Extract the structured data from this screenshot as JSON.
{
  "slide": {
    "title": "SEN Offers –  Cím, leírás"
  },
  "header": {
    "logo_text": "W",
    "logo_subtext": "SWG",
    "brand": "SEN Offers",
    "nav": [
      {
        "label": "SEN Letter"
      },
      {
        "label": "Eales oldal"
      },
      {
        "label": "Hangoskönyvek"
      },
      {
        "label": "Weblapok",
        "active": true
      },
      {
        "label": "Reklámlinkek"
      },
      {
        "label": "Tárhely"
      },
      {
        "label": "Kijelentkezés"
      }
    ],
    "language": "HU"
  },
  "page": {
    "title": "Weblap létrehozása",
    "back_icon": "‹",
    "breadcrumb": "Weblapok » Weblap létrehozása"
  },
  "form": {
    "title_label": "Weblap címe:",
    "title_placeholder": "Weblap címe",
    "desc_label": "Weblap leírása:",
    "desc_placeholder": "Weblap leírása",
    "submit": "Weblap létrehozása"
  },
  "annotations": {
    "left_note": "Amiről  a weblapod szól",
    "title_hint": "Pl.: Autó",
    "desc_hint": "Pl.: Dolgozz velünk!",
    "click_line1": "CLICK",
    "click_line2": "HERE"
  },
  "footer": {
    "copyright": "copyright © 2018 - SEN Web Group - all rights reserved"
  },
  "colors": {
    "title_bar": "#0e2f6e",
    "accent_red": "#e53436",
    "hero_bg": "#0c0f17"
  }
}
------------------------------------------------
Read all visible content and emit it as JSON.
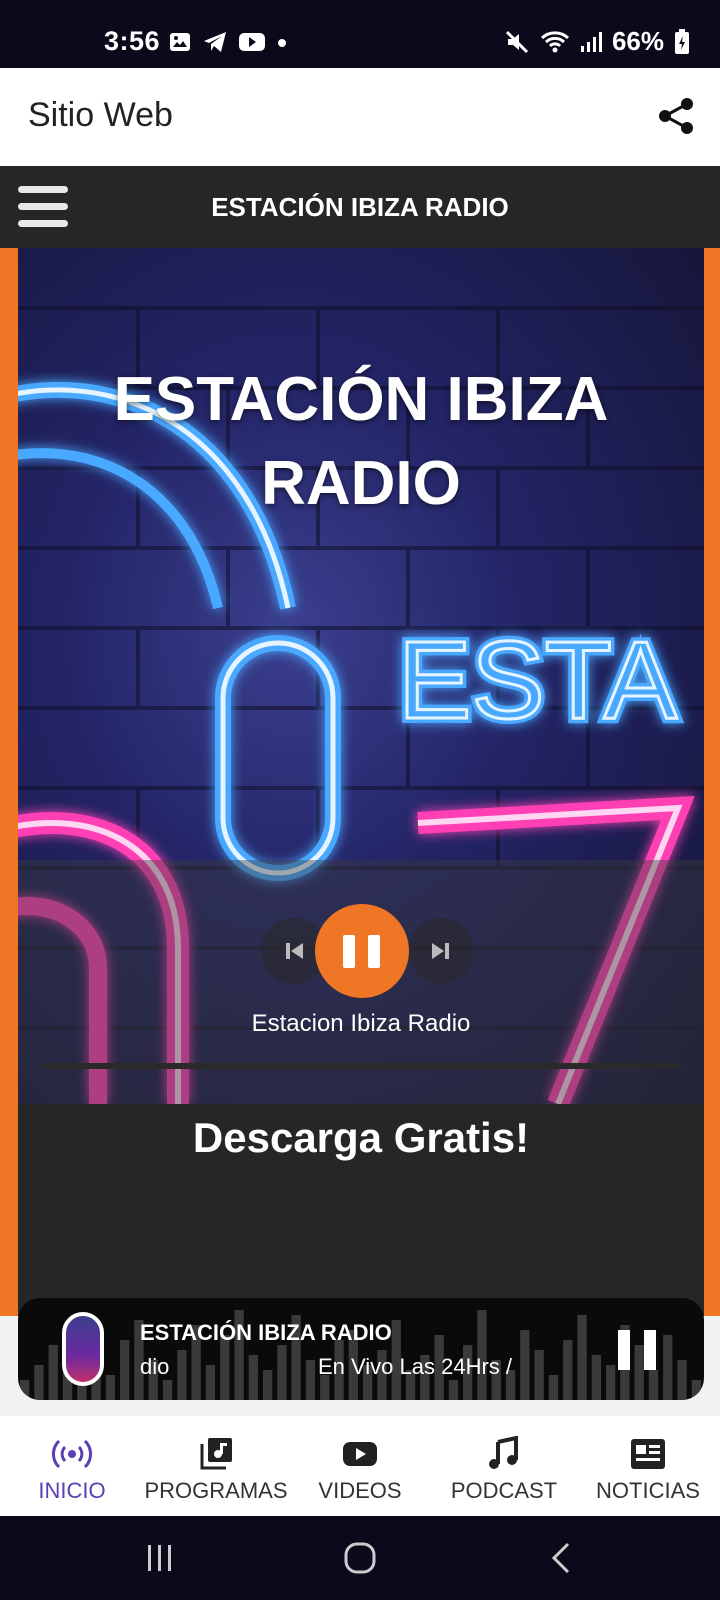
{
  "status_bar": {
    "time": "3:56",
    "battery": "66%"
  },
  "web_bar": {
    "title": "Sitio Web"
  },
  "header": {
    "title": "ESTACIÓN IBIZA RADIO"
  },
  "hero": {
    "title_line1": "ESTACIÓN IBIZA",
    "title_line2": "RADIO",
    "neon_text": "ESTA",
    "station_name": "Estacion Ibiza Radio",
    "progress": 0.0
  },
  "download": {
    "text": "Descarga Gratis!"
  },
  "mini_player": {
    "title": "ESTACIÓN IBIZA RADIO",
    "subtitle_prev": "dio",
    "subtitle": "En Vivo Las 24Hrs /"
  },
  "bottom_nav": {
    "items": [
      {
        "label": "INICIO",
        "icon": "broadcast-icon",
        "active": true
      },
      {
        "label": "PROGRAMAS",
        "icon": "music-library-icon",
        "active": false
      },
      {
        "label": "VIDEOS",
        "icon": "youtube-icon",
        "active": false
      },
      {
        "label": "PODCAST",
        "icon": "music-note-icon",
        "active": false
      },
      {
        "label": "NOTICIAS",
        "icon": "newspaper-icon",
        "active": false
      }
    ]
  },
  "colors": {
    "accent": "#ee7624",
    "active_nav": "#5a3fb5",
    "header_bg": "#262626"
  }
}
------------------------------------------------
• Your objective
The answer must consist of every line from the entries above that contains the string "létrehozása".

• Answer section
    "title": "Weblap létrehozása",
    "breadcrumb": "Weblapok » Weblap létrehozása"
    "submit": "Weblap létrehozása"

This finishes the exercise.